Each spouse has an obligation pursuant to the Family Law Act and the Divorce Act to make all reasonable efforts to become self supporting.
If a spouse fails to make reasonable efforts to obtain employment the court can “input” income to them whether or not they are actually earning that income for the purposes of calculating child maintenance and spousal maintenance.

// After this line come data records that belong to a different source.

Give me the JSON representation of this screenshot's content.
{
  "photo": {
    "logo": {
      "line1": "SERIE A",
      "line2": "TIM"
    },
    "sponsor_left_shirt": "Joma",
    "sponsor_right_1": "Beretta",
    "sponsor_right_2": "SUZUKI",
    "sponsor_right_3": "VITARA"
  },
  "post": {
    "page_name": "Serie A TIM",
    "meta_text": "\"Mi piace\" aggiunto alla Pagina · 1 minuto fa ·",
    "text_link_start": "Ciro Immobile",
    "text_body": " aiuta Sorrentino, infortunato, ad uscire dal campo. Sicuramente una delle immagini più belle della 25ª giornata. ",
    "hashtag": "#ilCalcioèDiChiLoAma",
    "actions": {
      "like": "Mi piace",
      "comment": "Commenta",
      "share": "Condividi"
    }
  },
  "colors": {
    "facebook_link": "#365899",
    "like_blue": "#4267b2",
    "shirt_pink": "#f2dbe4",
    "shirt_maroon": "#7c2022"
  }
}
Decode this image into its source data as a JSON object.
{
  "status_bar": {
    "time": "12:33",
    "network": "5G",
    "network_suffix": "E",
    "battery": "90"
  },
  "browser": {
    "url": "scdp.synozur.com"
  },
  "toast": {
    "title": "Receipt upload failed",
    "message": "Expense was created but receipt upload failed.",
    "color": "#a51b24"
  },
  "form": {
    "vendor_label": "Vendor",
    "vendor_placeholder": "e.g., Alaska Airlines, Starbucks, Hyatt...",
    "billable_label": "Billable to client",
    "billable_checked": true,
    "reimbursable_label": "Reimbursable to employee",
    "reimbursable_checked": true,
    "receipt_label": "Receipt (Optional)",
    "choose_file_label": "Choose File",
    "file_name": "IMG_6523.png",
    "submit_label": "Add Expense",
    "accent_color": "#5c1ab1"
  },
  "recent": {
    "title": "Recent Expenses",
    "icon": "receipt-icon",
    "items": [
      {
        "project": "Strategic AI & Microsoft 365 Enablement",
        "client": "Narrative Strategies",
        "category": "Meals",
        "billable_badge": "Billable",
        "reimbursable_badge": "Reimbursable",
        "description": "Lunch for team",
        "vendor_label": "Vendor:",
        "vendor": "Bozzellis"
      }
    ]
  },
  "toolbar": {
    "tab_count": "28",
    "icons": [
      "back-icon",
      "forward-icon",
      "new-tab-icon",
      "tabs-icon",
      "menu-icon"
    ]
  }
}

The court will take into account the spouse’s abilities to earn income given their age, education, work experience and their health.
A recent B.C. Supreme Court decision M.S. v. ETS (2017) BCSC 564 sets out the current law regarding imputing income:
- Parents who are healthy and can work have a duty to seek employment.
- Reasonable income-earning capacity will be based on consideration of a parent’s age, education, experience, skills, health and on-the-job opportunities that are reasonably available.
- Limited experience and skills do not justify a failure to pursue employment that does not require significant skill or requires skills to be learned.
- Persistence in unremunerative employment or unrealistic or unproductive career aspirations will not be an excuse.
- Self- induced reduction in income will not justify the avoidance of child support.
- A parent’s desire to be available for children before and after school is not a sufficient reason to justify under-employment in the absence of a child’s special needs, and income can be imputed to that parent.
Deborah A. Todd